What advice would senior executives and recent graduates working for the UK’s most popular employers give to job hunting students? The UK 300 lists the UK’s 300 most sought-after graduate recruiters, and we’ve picked the brains of both senior staff and recent recruits working in these household-name businesses to bring you some inspirational tips that will help you get hired.
If you’ve come to regard job hunting as a painful necessity, you might be pleasantly surprised: the overall message that emerged from our research was that optimism and persistence pay off. Here are five key tips from the top for successful job hunting:
- Be bold when choosing roles to apply for
- Figure out how to present your degree in the best possible light
- Know what you enjoy
- Turn your personal development into a story
- Get your nerves under control by practising with an audience
You can find out more about the UK's most popular graduate recruiters from the UK 300.
‘I saw an advert for a role in corporate strategy and I thought “I can do half of what they are looking for and I guess I can learn the rest.”’ Phil Gilbert, director of customer solutions at E.ON, who joined the company as a graduate.
You don’t necessarily have to have to tick off every single requirement set out in the job ad. If you meet the essential criteria but don’t possess all the desired qualities, and you really want the job, it could pay off to take a chance and apply anyway.
Work out how to sell your degree
‘My interviewers’ first question was about my choice of degree. For me, it was about flipping around the question and saying what I could apply to a business context: my analytical abilities, my communication skills, my creativity, a fresh perspective and so on.’ Isabel Shaw, who finished university with a degree in English literature and has since joined the business graduate scheme at IBM.
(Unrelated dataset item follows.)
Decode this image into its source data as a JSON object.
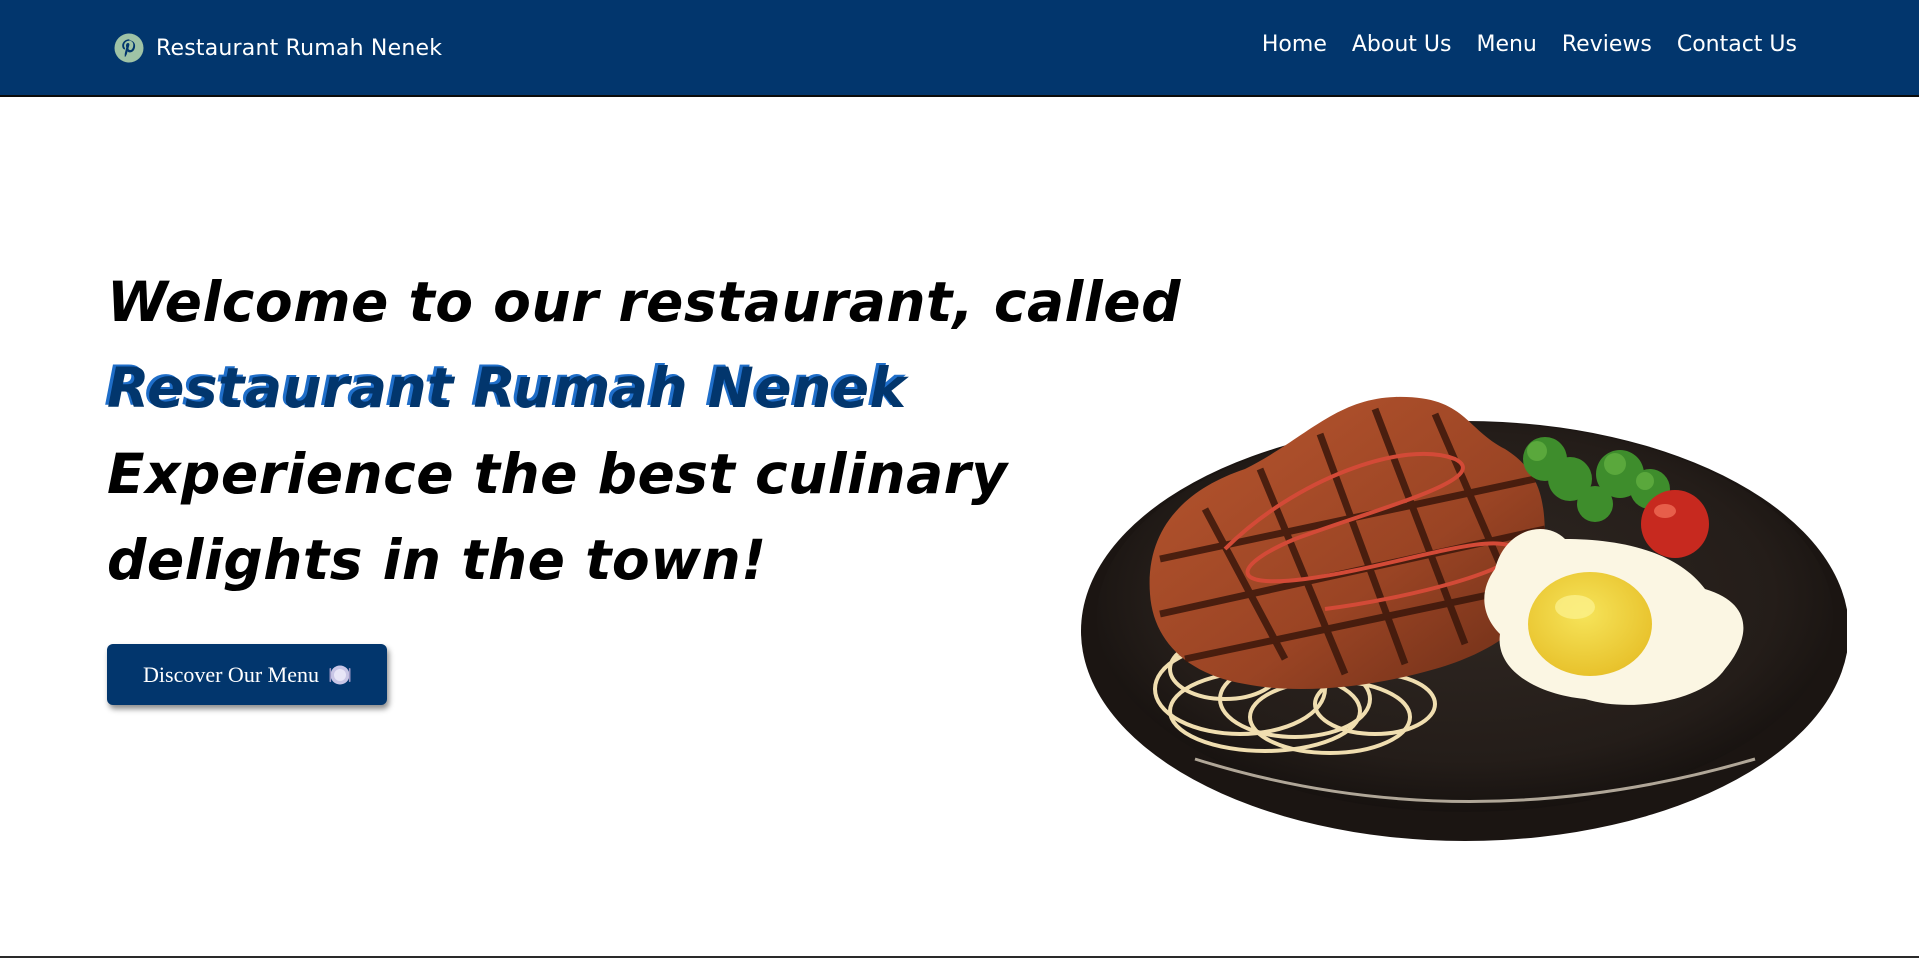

Whatever graduate job or scheme you apply for, you’ll need to explain how your degree course has helped to develop the skills you’ll need at work. Isabel’s approach is a good model for arts graduates applying for roles in business and management.
Know what you enjoy
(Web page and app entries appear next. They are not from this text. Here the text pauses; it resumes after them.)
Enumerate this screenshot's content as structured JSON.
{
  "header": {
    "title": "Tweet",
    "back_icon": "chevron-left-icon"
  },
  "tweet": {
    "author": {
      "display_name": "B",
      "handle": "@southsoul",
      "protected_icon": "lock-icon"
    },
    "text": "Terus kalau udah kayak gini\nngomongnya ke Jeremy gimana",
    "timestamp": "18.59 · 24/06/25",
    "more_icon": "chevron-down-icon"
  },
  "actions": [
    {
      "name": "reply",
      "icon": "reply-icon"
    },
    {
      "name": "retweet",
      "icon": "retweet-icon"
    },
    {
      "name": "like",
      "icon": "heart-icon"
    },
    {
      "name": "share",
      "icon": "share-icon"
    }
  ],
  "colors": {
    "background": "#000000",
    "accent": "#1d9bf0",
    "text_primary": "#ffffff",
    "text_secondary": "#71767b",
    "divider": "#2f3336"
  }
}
‘If I have ten candidates with a 2.1 in front of me, I’m looking for something to differentiate them. Build life skills, such as leadership, and get experience that can demonstrate these. Use things you enjoy in life to build them, by, for instance, captaining a sports team or doing charity work.’ Debbie Steane, director of customer supply chain innovation for a Johnson & Johnson company.
Your extracurricular activities can make a huge difference when it comes to getting hired. Make good use of them in your applications and interviews by highlighting the skills they’ve enabled you to develop. You’re more likely to succeed at activities you enjoy, whether it’s sport, drama, student journalism or volunteering, and your enthusiasm and commitment will come across. Also, don’t underestimate the value of work experience such as part-time bar or retail work, and be prepared to talk about aspects of these jobs that you enjoyed.
Tell your story
‘Record any achievements outside of your degree as you do them: firstly, because it can be hard to remember the details a couple of years later and secondly because it will show you how you have developed and help you build a “narrative” for interviews.’ Spike van der Vilet-Firth, a national management trainee on the national graduate development programme run by the Local Government Association.
Keeping notes on your degree, work experience and extracurricular activities throughout your time at university will give you a head start when the time comes to apply for jobs. However, it’s not just about keeping track of what you’ve done; it’s also about being able to retrace your steps and make sense of your development so that you can explain it at interview. This will make it easy for recruiters to understand how you’ve come to be in a position to offer them the key skills and competencies they’re looking for.
Manage nerves with a dress rehearsal
‘I think the main reason I got a job with CGI was how prepared I was. The interview process included a written exercise (completed before the assessment day) and a presentation. I’d practised and practised in front of friends and family beforehand. This helped me to overcome my nerves and come across as confident.’ Abbie Maidment, service consultant for the public sector at CGI.
If you are invited to prepare a presentation in advance, practising in front of an audience will help you control your nerves. Thorough preparation for interviews and assessment centres will help you to come across as well-informed, articulate and confident and puts you in the best possible position to show recruiters what you’re capable of.